Alex DeBrincat (Chicago Blackhawks)
Jack Eichel (Buffalo Sabres)
Luke Glendening (Detroit Red Wings)
Patrick Kane (Chicago Blackhawks)
Clayton Keller (Arizona Coyotes)
Chris Kreider (New York Rangers)
Dylan Larkin (Detroit Red Wings)
James van Riemsdyk (Philadelphia Flyers)
Frank Vatrano (Florida Panthers)
Colin White (Ottawa Senators)

Quinn Hughes (Vancouver Canucks)

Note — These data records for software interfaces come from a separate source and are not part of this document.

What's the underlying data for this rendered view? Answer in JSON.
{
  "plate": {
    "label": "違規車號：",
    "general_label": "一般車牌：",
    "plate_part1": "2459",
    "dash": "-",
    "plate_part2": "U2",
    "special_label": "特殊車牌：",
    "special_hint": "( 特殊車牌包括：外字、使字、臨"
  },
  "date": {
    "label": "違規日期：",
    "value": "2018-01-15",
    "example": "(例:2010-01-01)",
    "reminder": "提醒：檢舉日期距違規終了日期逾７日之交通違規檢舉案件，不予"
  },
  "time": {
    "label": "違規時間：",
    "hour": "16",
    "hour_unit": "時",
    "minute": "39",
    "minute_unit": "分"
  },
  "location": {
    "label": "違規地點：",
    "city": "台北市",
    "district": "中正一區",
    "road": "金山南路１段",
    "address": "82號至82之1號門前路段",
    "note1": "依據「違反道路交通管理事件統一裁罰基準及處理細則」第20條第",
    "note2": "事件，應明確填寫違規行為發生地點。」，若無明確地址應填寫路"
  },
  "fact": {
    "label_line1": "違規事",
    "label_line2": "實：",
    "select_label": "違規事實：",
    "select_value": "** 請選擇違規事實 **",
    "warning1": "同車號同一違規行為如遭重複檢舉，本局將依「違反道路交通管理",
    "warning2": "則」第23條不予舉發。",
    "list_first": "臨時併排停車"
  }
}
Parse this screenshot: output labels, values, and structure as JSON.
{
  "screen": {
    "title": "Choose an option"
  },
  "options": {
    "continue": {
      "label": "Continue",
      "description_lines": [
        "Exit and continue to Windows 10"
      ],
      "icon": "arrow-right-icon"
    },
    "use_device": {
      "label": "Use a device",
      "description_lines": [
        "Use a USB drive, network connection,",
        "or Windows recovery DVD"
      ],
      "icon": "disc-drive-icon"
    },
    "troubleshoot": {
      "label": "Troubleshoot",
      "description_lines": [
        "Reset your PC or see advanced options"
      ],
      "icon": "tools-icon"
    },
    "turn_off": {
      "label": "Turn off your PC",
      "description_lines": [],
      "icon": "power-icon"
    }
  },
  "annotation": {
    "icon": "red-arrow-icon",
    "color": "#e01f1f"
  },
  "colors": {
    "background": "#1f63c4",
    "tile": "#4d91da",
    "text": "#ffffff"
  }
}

Alec Martinez (Los Angeles Kings)
Brady Skjei (New York Rangers)
Ryan Suter (Minnesota Wild)

Thatcher Demko (Vancouver Canucks)
Cayden Primeau (Laval (AHL))
Cory Schneider (New Jersey Devils)